Exercise requirements
Needed from the entries below: every line that holds the word "glare".

Data in this exercise
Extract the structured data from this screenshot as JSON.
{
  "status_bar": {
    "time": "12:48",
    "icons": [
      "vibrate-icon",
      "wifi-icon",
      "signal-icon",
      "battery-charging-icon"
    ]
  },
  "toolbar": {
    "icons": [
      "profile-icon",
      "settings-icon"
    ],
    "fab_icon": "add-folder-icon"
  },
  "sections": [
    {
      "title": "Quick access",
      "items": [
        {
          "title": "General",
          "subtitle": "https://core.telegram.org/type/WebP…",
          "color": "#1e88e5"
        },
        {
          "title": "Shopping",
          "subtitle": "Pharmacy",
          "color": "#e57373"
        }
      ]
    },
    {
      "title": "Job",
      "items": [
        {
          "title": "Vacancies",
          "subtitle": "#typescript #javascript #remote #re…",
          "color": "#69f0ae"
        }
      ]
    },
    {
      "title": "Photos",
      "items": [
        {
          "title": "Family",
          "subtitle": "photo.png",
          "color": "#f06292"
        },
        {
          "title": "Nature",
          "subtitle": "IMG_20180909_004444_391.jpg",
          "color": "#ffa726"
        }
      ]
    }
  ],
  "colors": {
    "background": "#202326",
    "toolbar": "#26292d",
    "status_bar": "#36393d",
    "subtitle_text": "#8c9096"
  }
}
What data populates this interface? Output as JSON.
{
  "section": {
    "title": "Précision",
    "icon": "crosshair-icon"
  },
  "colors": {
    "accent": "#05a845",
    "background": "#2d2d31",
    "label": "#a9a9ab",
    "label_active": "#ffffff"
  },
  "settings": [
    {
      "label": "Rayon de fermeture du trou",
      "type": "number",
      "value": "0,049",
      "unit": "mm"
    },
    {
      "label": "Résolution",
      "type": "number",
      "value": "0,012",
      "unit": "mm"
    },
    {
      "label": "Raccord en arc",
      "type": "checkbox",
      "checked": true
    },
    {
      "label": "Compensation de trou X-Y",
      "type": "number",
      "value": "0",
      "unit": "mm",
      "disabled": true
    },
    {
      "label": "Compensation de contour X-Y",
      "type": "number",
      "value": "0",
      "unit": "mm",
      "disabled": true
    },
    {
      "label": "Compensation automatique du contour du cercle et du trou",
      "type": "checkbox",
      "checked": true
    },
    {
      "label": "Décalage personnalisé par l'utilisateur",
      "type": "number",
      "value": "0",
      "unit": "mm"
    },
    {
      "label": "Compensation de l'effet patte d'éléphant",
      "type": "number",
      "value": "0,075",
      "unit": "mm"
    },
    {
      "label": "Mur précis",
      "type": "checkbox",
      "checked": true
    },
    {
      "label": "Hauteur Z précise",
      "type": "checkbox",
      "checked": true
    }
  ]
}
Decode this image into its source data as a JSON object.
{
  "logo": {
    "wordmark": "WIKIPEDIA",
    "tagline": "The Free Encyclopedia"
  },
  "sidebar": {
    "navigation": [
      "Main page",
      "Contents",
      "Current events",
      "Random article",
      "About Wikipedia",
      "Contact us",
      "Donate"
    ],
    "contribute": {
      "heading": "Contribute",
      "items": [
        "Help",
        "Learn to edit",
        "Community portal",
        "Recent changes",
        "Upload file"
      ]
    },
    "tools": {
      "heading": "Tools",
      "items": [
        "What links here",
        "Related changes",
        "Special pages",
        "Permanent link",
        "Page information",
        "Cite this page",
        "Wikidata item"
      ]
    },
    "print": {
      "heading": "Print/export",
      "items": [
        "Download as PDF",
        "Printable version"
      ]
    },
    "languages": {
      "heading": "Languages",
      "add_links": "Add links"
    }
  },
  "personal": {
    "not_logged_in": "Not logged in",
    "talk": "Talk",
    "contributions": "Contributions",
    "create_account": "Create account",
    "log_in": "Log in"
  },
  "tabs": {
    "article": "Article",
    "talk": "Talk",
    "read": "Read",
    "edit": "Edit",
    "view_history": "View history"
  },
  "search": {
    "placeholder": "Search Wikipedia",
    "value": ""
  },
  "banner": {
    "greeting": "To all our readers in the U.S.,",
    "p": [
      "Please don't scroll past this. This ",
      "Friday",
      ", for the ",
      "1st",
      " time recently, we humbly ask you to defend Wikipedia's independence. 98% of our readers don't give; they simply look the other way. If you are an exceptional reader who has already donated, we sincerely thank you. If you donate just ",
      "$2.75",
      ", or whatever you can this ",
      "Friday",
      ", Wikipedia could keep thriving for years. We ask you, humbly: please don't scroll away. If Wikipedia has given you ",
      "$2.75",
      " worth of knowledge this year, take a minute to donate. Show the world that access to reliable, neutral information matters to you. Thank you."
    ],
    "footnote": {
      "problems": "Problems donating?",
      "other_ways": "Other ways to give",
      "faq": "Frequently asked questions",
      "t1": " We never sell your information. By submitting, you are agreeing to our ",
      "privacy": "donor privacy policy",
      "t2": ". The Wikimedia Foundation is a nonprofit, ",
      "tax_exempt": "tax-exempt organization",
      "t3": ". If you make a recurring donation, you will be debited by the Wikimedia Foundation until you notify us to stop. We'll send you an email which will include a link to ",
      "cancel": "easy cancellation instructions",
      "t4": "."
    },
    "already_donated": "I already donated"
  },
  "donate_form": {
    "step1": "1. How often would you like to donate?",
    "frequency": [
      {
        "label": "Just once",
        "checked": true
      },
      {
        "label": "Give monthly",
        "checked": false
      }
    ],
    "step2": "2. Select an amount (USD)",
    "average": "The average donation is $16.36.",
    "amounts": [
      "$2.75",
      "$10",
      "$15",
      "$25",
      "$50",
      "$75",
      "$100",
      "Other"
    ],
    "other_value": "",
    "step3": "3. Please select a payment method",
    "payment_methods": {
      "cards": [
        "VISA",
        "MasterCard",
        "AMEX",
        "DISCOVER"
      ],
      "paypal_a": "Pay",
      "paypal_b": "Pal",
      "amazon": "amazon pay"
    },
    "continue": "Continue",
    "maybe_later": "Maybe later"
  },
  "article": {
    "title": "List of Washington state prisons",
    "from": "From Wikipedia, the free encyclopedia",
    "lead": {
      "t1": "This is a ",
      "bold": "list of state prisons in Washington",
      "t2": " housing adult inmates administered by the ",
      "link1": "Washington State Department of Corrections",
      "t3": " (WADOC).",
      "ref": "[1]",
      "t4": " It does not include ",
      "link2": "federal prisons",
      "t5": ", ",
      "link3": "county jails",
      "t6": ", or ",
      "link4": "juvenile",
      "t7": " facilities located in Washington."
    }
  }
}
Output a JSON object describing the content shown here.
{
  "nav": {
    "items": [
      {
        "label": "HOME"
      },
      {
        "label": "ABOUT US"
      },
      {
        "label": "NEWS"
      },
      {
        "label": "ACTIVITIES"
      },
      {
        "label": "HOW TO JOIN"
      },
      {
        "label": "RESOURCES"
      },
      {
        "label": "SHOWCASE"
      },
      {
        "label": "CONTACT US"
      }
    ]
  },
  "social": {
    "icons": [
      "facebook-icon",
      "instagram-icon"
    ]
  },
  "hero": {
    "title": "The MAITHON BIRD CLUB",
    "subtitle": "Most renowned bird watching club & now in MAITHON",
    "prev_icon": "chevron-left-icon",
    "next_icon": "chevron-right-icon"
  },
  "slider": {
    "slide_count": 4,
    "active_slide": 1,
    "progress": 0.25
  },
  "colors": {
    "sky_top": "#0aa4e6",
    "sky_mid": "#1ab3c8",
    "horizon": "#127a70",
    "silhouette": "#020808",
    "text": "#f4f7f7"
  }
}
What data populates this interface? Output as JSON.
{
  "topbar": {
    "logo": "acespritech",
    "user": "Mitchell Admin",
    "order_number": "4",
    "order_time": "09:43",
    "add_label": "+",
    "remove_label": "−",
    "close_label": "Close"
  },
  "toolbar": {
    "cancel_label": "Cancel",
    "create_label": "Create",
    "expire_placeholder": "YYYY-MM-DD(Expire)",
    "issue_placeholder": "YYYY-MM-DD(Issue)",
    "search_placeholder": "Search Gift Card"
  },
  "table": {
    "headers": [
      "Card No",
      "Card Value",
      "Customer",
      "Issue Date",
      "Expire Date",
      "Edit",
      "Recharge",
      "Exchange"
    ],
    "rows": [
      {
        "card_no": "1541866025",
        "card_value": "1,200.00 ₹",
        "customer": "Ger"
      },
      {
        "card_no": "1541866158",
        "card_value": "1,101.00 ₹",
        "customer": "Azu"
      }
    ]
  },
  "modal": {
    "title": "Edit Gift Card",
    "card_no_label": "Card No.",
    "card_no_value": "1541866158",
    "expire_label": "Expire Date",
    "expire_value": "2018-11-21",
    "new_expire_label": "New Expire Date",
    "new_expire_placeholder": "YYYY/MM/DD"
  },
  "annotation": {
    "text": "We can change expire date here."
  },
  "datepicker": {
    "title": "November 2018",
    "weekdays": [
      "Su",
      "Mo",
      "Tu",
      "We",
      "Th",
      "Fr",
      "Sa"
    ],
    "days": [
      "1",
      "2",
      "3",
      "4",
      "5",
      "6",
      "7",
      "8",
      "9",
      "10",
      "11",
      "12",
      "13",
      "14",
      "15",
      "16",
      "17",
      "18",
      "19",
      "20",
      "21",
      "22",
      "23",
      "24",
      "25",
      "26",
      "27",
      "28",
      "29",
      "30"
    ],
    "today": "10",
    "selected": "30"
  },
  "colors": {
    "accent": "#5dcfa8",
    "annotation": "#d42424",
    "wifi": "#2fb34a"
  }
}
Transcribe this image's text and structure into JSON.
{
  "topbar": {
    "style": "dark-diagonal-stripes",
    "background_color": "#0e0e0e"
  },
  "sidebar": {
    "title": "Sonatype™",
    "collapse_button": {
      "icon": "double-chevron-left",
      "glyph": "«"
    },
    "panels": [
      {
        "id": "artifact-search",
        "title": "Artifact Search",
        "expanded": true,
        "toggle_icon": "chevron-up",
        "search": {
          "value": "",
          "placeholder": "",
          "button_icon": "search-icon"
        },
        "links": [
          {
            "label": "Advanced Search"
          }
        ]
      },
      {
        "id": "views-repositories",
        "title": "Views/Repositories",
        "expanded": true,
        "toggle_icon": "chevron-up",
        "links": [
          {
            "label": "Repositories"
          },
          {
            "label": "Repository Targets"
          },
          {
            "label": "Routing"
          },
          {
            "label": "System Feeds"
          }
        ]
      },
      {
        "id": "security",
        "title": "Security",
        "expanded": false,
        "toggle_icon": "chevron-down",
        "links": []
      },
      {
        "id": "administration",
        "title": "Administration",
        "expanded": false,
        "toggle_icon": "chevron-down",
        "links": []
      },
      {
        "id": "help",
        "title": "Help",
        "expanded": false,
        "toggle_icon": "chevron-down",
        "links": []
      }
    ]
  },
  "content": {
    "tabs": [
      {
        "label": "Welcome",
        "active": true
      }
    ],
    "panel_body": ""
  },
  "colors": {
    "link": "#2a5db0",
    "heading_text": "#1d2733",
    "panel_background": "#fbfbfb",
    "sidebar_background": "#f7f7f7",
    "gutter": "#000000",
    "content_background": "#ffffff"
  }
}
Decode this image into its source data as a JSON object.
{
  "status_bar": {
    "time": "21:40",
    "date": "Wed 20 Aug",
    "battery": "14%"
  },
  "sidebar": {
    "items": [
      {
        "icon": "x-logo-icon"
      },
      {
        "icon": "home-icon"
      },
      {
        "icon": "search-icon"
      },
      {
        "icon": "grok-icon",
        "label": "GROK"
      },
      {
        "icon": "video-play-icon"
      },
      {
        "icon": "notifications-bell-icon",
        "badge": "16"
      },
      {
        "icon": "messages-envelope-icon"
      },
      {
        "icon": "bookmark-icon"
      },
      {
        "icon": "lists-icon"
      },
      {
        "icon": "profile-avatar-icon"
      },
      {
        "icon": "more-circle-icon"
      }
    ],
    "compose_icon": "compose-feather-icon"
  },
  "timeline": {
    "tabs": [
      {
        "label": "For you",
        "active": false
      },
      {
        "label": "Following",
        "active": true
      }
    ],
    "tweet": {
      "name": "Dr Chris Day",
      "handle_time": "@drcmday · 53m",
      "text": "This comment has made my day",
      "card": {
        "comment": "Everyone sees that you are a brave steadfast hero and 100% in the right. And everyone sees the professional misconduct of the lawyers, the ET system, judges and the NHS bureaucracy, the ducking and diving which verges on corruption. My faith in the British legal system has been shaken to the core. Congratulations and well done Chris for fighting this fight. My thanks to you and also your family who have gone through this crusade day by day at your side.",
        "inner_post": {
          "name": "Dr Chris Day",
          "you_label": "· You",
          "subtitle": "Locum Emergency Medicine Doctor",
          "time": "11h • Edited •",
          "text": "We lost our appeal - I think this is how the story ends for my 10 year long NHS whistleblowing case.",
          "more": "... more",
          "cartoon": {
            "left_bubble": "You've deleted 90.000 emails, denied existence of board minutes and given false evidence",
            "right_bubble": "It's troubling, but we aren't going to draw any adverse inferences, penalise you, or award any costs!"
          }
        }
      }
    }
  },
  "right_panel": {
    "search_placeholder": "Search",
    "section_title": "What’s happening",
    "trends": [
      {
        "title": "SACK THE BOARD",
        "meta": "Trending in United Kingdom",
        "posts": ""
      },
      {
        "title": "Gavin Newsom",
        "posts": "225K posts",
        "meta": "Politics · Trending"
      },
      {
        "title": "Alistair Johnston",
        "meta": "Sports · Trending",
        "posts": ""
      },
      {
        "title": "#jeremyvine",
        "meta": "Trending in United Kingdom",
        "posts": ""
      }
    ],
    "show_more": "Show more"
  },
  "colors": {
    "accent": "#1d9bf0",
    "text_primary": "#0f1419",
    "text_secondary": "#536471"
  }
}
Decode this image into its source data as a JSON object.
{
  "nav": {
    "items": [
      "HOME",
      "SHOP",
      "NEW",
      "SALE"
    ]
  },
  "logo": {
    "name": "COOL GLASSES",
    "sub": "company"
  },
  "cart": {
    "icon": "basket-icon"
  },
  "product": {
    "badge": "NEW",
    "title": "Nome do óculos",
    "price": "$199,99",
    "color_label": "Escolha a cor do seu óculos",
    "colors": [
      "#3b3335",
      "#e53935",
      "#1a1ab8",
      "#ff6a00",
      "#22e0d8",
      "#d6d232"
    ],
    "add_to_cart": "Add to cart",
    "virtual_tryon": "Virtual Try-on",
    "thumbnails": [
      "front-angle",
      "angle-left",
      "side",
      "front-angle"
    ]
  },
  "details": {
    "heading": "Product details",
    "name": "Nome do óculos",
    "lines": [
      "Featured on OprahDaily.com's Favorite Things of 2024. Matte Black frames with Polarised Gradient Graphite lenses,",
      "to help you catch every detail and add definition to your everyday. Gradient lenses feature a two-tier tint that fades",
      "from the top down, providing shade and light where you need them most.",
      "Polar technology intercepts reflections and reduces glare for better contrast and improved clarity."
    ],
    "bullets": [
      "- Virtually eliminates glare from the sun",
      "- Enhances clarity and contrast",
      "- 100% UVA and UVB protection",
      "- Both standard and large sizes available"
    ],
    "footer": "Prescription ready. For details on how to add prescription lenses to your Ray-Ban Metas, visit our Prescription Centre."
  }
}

Solution for this task
      "Polar technology intercepts reflections and reduces glare for better contrast and improved clarity."
      "- Virtually eliminates glare from the sun",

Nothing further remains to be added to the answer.